Washougal, WA — The third-grade students at Columbia River Gorge Elementary School learned the ways of the wolves at a Wolfways presentation on Friday, November 22.
“They teach about the re-population of wolves in the western US, the importance of balanced ecosystems and adaptations that allow wolves and other wildlife to survive in their habitat,” said CRGE third grade teacher, Ellen Hein. “The program aligns with 3rd grade NGSS (Science) standards in addition to our CKLA Animal Classification unit.”
The classes of Cindy Coons and Angie Barnes also participated.
Oregon Wild and Wolf Haven International sponsor the Wolfways program, which engaged students through a multi-sensory experience and helped bring the science topics they’re learning in class to life.
Co-founder Joanie Beldin said the presenters’ goal is to increase the students’ overall understanding and interpretation of these animals.
Sheila Redman, who has volunteered for Wolfways for four years, said there is a lot of misunderstanding when it comes to wolves, and that much of these myths stem from cartoons and fairy tales that portray them in a negative light.
“It wasn’t until people started to study wolves in the wild that they discovered their complexity and intelligence,” said Redman. “All information related to wolves is fairly new, and it has only been about 20

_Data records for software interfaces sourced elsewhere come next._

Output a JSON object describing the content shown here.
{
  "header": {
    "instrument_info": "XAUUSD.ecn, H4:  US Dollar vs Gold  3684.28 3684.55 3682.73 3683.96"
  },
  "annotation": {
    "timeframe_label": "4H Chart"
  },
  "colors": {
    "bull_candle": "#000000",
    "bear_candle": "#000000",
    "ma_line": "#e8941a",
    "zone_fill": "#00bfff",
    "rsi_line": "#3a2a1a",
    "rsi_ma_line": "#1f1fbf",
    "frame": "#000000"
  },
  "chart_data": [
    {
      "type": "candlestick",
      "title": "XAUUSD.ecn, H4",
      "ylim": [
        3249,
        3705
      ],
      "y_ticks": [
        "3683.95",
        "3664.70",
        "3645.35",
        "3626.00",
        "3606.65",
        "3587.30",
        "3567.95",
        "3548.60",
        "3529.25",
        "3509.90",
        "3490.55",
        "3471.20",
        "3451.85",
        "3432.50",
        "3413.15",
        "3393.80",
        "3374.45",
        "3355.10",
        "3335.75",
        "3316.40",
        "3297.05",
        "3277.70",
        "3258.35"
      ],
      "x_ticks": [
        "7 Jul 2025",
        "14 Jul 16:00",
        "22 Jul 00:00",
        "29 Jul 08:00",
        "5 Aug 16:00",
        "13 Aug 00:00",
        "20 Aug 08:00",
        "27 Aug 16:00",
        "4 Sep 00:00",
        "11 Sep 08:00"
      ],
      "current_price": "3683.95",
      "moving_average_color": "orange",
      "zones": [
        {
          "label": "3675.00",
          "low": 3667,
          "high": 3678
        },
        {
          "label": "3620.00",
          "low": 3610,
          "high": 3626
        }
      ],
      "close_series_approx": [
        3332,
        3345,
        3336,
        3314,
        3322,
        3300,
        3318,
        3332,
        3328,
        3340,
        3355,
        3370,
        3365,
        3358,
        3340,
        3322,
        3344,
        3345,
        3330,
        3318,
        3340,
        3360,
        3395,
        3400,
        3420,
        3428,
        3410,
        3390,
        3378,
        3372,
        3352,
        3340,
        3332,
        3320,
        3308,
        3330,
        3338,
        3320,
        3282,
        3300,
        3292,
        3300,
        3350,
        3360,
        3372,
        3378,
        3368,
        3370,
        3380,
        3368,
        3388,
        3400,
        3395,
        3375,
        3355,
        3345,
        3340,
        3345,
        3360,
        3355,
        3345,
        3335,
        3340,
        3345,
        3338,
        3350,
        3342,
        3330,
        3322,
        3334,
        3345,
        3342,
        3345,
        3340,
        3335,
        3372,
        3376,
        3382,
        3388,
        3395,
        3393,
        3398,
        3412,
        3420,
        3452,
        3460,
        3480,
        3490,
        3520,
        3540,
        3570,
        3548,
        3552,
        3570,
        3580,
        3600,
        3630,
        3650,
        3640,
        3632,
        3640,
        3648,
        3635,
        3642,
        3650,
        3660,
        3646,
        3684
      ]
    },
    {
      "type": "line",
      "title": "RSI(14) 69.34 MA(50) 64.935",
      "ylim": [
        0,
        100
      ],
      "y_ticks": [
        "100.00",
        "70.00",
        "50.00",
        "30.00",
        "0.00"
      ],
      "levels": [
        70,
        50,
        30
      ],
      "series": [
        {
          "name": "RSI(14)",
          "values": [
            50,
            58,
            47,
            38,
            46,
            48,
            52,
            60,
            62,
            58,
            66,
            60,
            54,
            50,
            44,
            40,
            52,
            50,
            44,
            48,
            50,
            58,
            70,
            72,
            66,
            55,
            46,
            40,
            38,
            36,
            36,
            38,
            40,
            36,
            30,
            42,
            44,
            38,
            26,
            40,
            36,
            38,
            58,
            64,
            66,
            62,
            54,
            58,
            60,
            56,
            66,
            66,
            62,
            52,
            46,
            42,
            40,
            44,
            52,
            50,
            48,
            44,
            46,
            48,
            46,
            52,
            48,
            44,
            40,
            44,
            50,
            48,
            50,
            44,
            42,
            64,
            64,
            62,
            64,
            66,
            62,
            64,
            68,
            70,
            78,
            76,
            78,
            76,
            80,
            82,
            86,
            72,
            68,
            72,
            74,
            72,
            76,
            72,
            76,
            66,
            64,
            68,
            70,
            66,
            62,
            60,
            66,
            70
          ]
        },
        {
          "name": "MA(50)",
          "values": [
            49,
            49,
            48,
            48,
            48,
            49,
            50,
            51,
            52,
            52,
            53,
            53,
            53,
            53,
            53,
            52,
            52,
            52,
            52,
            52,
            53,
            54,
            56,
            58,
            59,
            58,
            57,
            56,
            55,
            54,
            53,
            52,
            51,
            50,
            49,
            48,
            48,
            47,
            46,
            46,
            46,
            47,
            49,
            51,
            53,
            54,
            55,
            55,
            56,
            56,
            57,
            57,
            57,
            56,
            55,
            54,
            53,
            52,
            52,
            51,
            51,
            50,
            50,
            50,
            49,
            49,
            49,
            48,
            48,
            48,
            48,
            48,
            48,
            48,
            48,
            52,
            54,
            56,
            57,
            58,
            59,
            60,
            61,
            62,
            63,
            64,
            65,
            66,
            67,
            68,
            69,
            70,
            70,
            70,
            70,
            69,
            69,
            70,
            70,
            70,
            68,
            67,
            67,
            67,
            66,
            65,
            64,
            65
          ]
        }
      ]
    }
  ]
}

years since people started to make discoveries about the species.”
The third graders at Columbia River Gorge learned details about the strong family ties in a wolf pack and how parents, children, aunts and uncles all live together. They also learned interesting facts such as baby wolves remain in their den for 3-4 weeks, a wolf can hunt an elk by breaking its leg with two bites; and that wolves increase biodiversity and their presence can help maintain the presence of other animals, like aquatic life in streams and songbirds.
“I was surprised to learn that after wolves kill an animal for food, it can end up feeding a lot of different animals,” said third grader Aubree McConnville.
A highlight for students was the chance to run their fingers through wolf hair, compare their hand size to a wolf paw casting, and hold a wolf skull.
At the conclusion of the presentation, students were challenged to share the truth they have learned about wolves and to believe that they can make a difference in their protection. Each student was provided a wolf fact sheet and poster to take home.
The program is available in northern Oregon and southern Washington. For more information about the program, or to volunteer for Wolfways, visit www.oregonwild.org/wildlife/wolves/wolfways-wolf-education